Various forms of online gambling exist, including sports betting, casinos, virtual poker and more. Some countries permit internet gambling, while others are anti-gambling. While there is little evidence to link internet gambling to gambling disorders, there are some indications that internet gambling may increase the rate of problem gamblers. In order to determine whether online gambling poses a risk to gamblers, researchers must address several issues. The morality of gambling is a key factor. While some individuals perceive gambling as a recreational activity, others see it as a threat to their well-being. Among the key issues are whether online gambling is legal, whether it is addictive and whether it leads to gambling disorders.
While most online gambling sites are dedicated to fair and fair gaming, there are instances of misconduct. For example, some operators have imposed onerous withdrawal penalties on their customers. These penalties may make it difficult for gamblers to withdraw their money. The United States Department of Justice has stated that all internet gambling in the United States is illegal. However, individual states may regulate the activities of online gambling operators. Several states, including Nevada, New Jersey and South Dakota, have legalized online casinos. Some other states have not yet passed legislation.
In the United States, the Wire Act of 1961 was designed to keep online wagering in line with antiracketeering laws. Several states have passed legislation, including Arkansas, Alabama and Georgia. However, despite legalized gambling in several states, there are still several restrictions. These include a minimum age requirement, which is typically 18 years. In addition, some states have banned online gambling altogether.
Various studies have attempted to link internet gambling to gambling problems. One study examined at-risk gamblers and problem gamblers. The study found that the majority of online gamblers were engaged in moderate amounts of gambling. However, the rate of problem gamblers was 5.7 percent among non-Internet gamblers.
Another study examined the health effects of problem gambling. Researchers found that offline gamblers were more likely to report problems with their mental and physical health. While a single indicator is uncommon, several studies have shown that gamblers who engage in low-involvement gambling are at a lower risk for problems than gamblers who engage in high-involvement gambling.
Most longitudinal studies do not include all Internet gamblers in their analyses.
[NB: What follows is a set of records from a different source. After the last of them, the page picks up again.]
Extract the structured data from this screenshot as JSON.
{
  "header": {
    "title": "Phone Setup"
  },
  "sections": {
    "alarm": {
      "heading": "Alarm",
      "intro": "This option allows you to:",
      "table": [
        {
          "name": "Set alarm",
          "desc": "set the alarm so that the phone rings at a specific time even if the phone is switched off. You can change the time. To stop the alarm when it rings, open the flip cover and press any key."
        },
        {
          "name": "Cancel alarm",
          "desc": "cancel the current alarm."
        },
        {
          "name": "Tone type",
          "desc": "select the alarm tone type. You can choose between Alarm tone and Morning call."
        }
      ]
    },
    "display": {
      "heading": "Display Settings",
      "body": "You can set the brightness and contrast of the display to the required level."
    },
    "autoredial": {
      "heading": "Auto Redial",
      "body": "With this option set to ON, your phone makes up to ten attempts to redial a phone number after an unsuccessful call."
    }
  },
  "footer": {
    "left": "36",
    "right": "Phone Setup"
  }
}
The number of Internet gamblers in the study was too small to make any meaningful inferences. In addition, the study did not include a variety of player accounts. These factors may have contributed to the low involvement of Internet gamblers in the study.
Several researchers have studied whether the amount of money spent on internet gambling leads to gambling problems. A Harvard Medical School study found that most Internet gamers played in a moderate manner. However, the study also found that only about 15 percent of Internet gamblers considered online gambling to be more addictive than land-based gambling.
In addition, a study by the National Gambling Association found that a majority of Internet gamblers felt safer with their money online. In fact, 19 to 28 percent of Internet gamblers reported that their spending was easier online.